Task prompt: Nothing in the records may change. Print them all again.

The records:
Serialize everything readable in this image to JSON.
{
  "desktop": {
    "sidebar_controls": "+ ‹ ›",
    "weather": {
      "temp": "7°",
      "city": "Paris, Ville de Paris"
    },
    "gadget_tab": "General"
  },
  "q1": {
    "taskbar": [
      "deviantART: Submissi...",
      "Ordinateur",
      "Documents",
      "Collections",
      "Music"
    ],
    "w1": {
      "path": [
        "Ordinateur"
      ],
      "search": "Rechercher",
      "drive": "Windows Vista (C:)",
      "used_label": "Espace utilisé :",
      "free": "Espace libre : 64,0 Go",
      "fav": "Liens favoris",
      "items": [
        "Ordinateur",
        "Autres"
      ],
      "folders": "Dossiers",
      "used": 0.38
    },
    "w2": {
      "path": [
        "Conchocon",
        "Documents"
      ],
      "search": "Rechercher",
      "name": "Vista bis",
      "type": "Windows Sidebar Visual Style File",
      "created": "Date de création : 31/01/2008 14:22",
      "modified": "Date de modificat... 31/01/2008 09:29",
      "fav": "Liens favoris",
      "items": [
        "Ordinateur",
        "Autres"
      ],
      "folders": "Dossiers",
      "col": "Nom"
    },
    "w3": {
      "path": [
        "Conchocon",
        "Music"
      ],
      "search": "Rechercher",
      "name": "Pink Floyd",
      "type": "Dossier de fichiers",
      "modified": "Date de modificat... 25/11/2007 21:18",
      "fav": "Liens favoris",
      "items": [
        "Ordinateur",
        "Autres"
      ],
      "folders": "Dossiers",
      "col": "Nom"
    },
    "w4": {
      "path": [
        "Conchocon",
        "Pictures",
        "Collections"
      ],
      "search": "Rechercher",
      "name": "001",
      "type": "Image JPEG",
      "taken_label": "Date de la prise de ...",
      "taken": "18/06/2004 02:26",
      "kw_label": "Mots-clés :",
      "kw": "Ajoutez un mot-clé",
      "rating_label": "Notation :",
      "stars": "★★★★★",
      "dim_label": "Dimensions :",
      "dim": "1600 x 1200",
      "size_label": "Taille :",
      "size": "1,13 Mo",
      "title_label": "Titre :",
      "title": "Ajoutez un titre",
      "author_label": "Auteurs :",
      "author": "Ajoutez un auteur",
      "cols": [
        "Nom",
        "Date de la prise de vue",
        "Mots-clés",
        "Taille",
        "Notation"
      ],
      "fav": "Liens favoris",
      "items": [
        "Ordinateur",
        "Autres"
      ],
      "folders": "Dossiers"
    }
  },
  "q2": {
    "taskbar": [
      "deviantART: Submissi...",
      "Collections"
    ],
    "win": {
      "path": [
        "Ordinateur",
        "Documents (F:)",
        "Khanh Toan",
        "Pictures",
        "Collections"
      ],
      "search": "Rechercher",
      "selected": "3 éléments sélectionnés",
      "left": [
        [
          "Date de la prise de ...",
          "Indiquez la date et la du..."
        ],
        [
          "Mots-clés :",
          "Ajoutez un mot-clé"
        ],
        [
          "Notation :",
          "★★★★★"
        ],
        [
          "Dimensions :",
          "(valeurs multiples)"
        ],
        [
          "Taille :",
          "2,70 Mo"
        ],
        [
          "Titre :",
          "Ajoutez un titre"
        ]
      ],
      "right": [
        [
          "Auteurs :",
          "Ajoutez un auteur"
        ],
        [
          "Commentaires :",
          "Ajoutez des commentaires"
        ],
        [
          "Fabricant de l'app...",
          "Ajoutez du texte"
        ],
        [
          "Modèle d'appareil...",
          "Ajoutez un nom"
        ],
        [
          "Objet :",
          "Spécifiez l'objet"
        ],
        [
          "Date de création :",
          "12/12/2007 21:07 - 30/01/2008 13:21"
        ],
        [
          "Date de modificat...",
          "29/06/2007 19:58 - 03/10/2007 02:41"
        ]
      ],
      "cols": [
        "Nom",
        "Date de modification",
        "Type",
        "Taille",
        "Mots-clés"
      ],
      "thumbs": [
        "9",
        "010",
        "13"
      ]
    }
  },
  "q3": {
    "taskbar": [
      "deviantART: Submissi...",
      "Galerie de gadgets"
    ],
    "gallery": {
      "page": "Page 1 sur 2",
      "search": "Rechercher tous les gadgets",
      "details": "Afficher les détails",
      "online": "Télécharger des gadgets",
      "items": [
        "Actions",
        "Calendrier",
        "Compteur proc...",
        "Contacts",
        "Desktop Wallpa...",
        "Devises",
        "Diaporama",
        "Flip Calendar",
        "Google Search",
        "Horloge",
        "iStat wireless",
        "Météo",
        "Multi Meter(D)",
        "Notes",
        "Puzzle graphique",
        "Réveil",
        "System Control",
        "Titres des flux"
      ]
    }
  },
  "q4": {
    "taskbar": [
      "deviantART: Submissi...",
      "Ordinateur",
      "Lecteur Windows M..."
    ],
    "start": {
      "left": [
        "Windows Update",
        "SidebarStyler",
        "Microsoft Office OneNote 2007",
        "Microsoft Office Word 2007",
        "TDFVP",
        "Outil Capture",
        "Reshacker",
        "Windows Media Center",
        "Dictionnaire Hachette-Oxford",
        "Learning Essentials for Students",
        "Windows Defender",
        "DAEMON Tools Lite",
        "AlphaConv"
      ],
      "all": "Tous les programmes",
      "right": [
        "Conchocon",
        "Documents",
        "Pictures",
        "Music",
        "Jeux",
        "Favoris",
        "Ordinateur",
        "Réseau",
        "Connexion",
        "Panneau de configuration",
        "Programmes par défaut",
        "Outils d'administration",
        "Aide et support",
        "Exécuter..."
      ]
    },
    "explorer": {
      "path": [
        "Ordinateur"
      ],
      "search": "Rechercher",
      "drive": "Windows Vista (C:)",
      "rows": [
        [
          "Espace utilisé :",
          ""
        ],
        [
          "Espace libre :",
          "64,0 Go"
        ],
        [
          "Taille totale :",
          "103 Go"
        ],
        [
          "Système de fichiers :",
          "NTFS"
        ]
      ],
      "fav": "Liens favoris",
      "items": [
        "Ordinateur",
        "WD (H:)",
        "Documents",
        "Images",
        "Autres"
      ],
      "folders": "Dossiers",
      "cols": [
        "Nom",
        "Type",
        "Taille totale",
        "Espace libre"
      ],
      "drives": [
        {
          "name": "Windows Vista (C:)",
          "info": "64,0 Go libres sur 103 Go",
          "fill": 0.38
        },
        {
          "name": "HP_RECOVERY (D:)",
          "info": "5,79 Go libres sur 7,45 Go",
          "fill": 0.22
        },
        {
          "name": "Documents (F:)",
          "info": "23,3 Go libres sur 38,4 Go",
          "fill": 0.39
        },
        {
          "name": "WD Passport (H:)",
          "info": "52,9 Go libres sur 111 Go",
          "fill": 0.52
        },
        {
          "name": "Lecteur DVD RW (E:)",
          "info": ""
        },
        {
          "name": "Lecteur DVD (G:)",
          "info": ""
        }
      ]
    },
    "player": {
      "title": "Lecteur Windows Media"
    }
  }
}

Task solution:
Serialize everything readable in this image to JSON.
{
  "desktop": {
    "sidebar_controls": "+ ‹ ›",
    "weather": {
      "temp": "7°",
      "city": "Paris, Ville de Paris"
    },
    "gadget_tab": "General"
  },
  "q1": {
    "taskbar": [
      "deviantART: Submissi...",
      "Ordinateur",
      "Documents",
      "Collections",
      "Music"
    ],
    "w1": {
      "path": [
        "Ordinateur"
      ],
      "search": "Rechercher",
      "drive": "Windows Vista (C:)",
      "used_label": "Espace utilisé :",
      "free": "Espace libre : 64,0 Go",
      "fav": "Liens favoris",
      "items": [
        "Ordinateur",
        "Autres"
      ],
      "folders": "Dossiers",
      "used": 0.38
    },
    "w2": {
      "path": [
        "Conchocon",
        "Documents"
      ],
      "search": "Rechercher",
      "name": "Vista bis",
      "type": "Windows Sidebar Visual Style File",
      "created": "Date de création : 31/01/2008 14:22",
      "modified": "Date de modificat... 31/01/2008 09:29",
      "fav": "Liens favoris",
      "items": [
        "Ordinateur",
        "Autres"
      ],
      "folders": "Dossiers",
      "col": "Nom"
    },
    "w3": {
      "path": [
        "Conchocon",
        "Music"
      ],
      "search": "Rechercher",
      "name": "Pink Floyd",
      "type": "Dossier de fichiers",
      "modified": "Date de modificat... 25/11/2007 21:18",
      "fav": "Liens favoris",
      "items": [
        "Ordinateur",
        "Autres"
      ],
      "folders": "Dossiers",
      "col": "Nom"
    },
    "w4": {
      "path": [
        "Conchocon",
        "Pictures",
        "Collections"
      ],
      "search": "Rechercher",
      "name": "001",
      "type": "Image JPEG",
      "taken_label": "Date de la prise de ...",
      "taken": "18/06/2004 02:26",
      "kw_label": "Mots-clés :",
      "kw": "Ajoutez un mot-clé",
      "rating_label": "Notation :",
      "stars": "★★★★★",
      "dim_label": "Dimensions :",
      "dim": "1600 x 1200",
      "size_label": "Taille :",
      "size": "1,13 Mo",
      "title_label": "Titre :",
      "title": "Ajoutez un titre",
      "author_label": "Auteurs :",
      "author": "Ajoutez un auteur",
      "cols": [
        "Nom",
        "Date de la prise de vue",
        "Mots-clés",
        "Taille",
        "Notation"
      ],
      "fav": "Liens favoris",
      "items": [
        "Ordinateur",
        "Autres"
      ],
      "folders": "Dossiers"
    }
  },
  "q2": {
    "taskbar": [
      "deviantART: Submissi...",
      "Collections"
    ],
    "win": {
      "path": [
        "Ordinateur",
        "Documents (F:)",
        "Khanh Toan",
        "Pictures",
        "Collections"
      ],
      "search": "Rechercher",
      "selected": "3 éléments sélectionnés",
      "left": [
        [
          "Date de la prise de ...",
          "Indiquez la date et la du..."
        ],
        [
          "Mots-clés :",
          "Ajoutez un mot-clé"
        ],
        [
          "Notation :",
          "★★★★★"
        ],
        [
          "Dimensions :",
          "(valeurs multiples)"
        ],
        [
          "Taille :",
          "2,70 Mo"
        ],
        [
          "Titre :",
          "Ajoutez un titre"
        ]
      ],
      "right": [
        [
          "Auteurs :",
          "Ajoutez un auteur"
        ],
        [
          "Commentaires :",
          "Ajoutez des commentaires"
        ],
        [
          "Fabricant de l'app...",
          "Ajoutez du texte"
        ],
        [
          "Modèle d'appareil...",
          "Ajoutez un nom"
        ],
        [
          "Objet :",
          "Spécifiez l'objet"
        ],
        [
          "Date de création :",
          "12/12/2007 21:07 - 30/01/2008 13:21"
        ],
        [
          "Date de modificat...",
          "29/06/2007 19:58 - 03/10/2007 02:41"
        ]
      ],
      "cols": [
        "Nom",
        "Date de modification",
        "Type",
        "Taille",
        "Mots-clés"
      ],
      "thumbs": [
        "9",
        "010",
        "13"
      ]
    }
  },
  "q3": {
    "taskbar": [
      "deviantART: Submissi...",
      "Galerie de gadgets"
    ],
    "gallery": {
      "page": "Page 1 sur 2",
      "search": "Rechercher tous les gadgets",
      "details": "Afficher les détails",
      "online": "Télécharger des gadgets",
      "items": [
        "Actions",
        "Calendrier",
        "Compteur proc...",
        "Contacts",
        "Desktop Wallpa...",
        "Devises",
        "Diaporama",
        "Flip Calendar",
        "Google Search",
        "Horloge",
        "iStat wireless",
        "Météo",
        "Multi Meter(D)",
        "Notes",
        "Puzzle graphique",
        "Réveil",
        "System Control",
        "Titres des flux"
      ]
    }
  },
  "q4": {
    "taskbar": [
      "deviantART: Submissi...",
      "Ordinateur",
      "Lecteur Windows M..."
    ],
    "start": {
      "left": [
        "Windows Update",
        "SidebarStyler",
        "Microsoft Office OneNote 2007",
        "Microsoft Office Word 2007",
        "TDFVP",
        "Outil Capture",
        "Reshacker",
        "Windows Media Center",
        "Dictionnaire Hachette-Oxford",
        "Learning Essentials for Students",
        "Windows Defender",
        "DAEMON Tools Lite",
        "AlphaConv"
      ],
      "all": "Tous les programmes",
      "right": [
        "Conchocon",
        "Documents",
        "Pictures",
        "Music",
        "Jeux",
        "Favoris",
        "Ordinateur",
        "Réseau",
        "Connexion",
        "Panneau de configuration",
        "Programmes par défaut",
        "Outils d'administration",
        "Aide et support",
        "Exécuter..."
      ]
    },
    "explorer": {
      "path": [
        "Ordinateur"
      ],
      "search": "Rechercher",
      "drive": "Windows Vista (C:)",
      "rows": [
        [
          "Espace utilisé :",
          ""
        ],
        [
          "Espace libre :",
          "64,0 Go"
        ],
        [
          "Taille totale :",
          "103 Go"
        ],
        [
          "Système de fichiers :",
          "NTFS"
        ]
      ],
      "fav": "Liens favoris",
      "items": [
        "Ordinateur",
        "WD (H:)",
        "Documents",
        "Images",
        "Autres"
      ],
      "folders": "Dossiers",
      "cols": [
        "Nom",
        "Type",
        "Taille totale",
        "Espace libre"
      ],
      "drives": [
        {
          "name": "Windows Vista (C:)",
          "info": "64,0 Go libres sur 103 Go",
          "fill": 0.38
        },
        {
          "name": "HP_RECOVERY (D:)",
          "info": "5,79 Go libres sur 7,45 Go",
          "fill": 0.22
        },
        {
          "name": "Documents (F:)",
          "info": "23,3 Go libres sur 38,4 Go",
          "fill": 0.39
        },
        {
          "name": "WD Passport (H:)",
          "info": "52,9 Go libres sur 111 Go",
          "fill": 0.52
        },
        {
          "name": "Lecteur DVD RW (E:)",
          "info": ""
        },
        {
          "name": "Lecteur DVD (G:)",
          "info": ""
        }
      ]
    },
    "player": {
      "title": "Lecteur Windows Media"
    }
  }
}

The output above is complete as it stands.